### Data records for software interfaces
- Opening Delimiter -

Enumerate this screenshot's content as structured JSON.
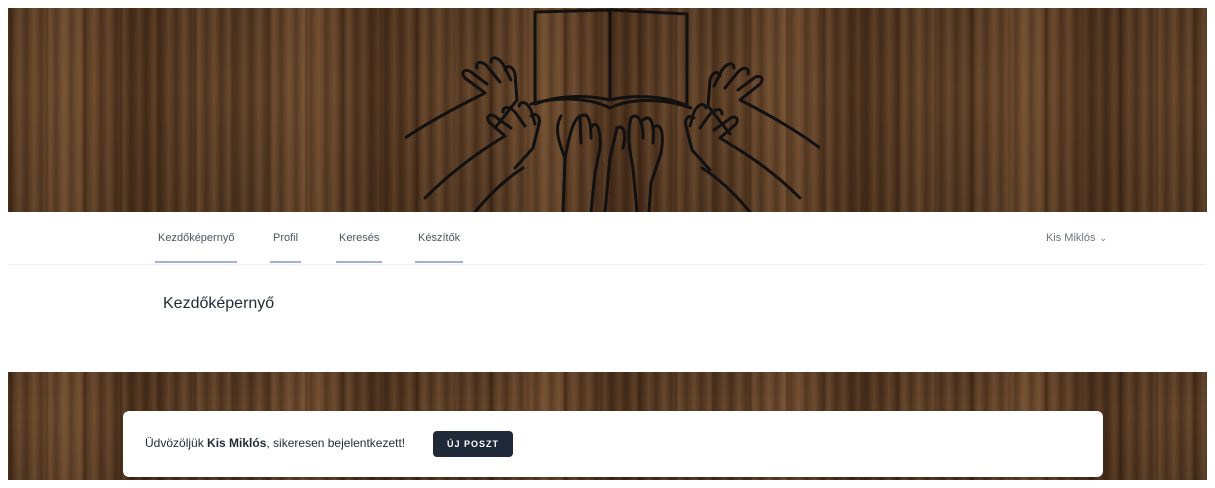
{
  "nav": {
    "items": [
      {
        "label": "Kezdőképernyő"
      },
      {
        "label": "Profil"
      },
      {
        "label": "Keresés"
      },
      {
        "label": "Készítők"
      }
    ],
    "user_name": "Kis Miklós"
  },
  "header": {
    "title": "Kezdőképernyő"
  },
  "welcome": {
    "prefix": "Üdvözöljük ",
    "name": "Kis Miklós",
    "suffix": ", sikeresen bejelentkezett!",
    "button_label": "ÚJ POSZT"
  },
  "colors": {
    "wood": "#5a3c24",
    "nav_underline": "#a5b0d8",
    "button_bg": "#1f2937"
  }
}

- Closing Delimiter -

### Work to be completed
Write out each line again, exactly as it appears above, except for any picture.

### Task result
Enumerate this screenshot's content as structured JSON.
{
  "nav": {
    "items": [
      {
        "label": "Kezdőképernyő"
      },
      {
        "label": "Profil"
      },
      {
        "label": "Keresés"
      },
      {
        "label": "Készítők"
      }
    ],
    "user_name": "Kis Miklós"
  },
  "header": {
    "title": "Kezdőképernyő"
  },
  "welcome": {
    "prefix": "Üdvözöljük ",
    "name": "Kis Miklós",
    "suffix": ", sikeresen bejelentkezett!",
    "button_label": "ÚJ POSZT"
  },
  "colors": {
    "wood": "#5a3c24",
    "nav_underline": "#a5b0d8",
    "button_bg": "#1f2937"
  }
}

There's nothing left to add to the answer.